The proposal considered by the School Board last fall was to establish a new school in the Fifth Ward at a site adjacent to the old Foster School building, which is now the Weisbourd-Homes Family Focus building.

Mr. Summers, a long-time advocate for establishing a school in the Fifth Ward, said students in the ward have not had a neighborhood school since Foster School was converted into a magnet school as part of a desegregation plan in the mid-1960s. The school was closed altogether in the mid-1970s.

Mr. Summers said hundreds of African American students have been bused out of the Fifth Ward to many other schools in the District for 40 years. He said the lack of a neighborhood school and sending students to as many as eight different schools splinters the neighborhood and deprives residents in the Fifth Ward of the opportunity to build a community around a school.

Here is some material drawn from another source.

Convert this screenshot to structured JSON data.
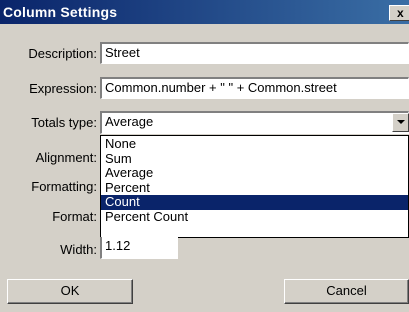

Ms. Bailey outlined the issues that the Committee was asked to address, which include the space needs of the District – now and five years out – based on projections prepared last year by Dr. Kasarda; the history of the closing of Foster School; the level of interest of families residing in the potential attendance area of a new school and the level of community-wide interest and support to be gathered through a survey and at least one community forum; and financing options.

She also said the Committee would consider a curriculum and program options for the new school, attendance options for the new school, location options (including building a new school, leasing space or developing shared options), funding and governing options (including implications of a charter school), and other issues.

Superintendent Hardy Murphy, a member of the committee, said the Committee was being asked to perform what he described as “probably the most important task” facing the District. “We’re tasked with going through this process to see if there’s a way of crafting a set of recommendations that would address the space needs we have and to address also the historical concerns about whether or not our school district does in fact represent and offer the opportunity to students to have an education in their neighborhoods.”

He said the District needs a good assessment of its space needs, and parsed in with that is the historical context. He said several persons would be available to consult on topics including developing funding strategies through outside sources and magnet school options. He said if outside financing is not an option and a referendum becomes necessary, an issue the Committee would need to address is whether the District should move forward with a referendum in a stressed economy.

The Committee is expected to begin its work at its next meeting by considering the District’s space needs now and in the next three to five years. “We’re going to start there,” said Ms. Bailey.

The Committee has nine meetings scheduled between now and June 30, which will be held at various schools throughout the District and at Fleetwood Jordain. The plan is that the Committee will present its recommendations to the School Board early next fall.

The other members of the 13-member committee are Board member Kim Weaver, Superintendent Hardy Murphy, District Educator Council President Jean Luft, Bernie Bates, Kirby Callam, Pat Gregory, Katy Hart, Susan Hope-Engel, Betsy Jenkins, Lloyd Shepard and Drew Stover.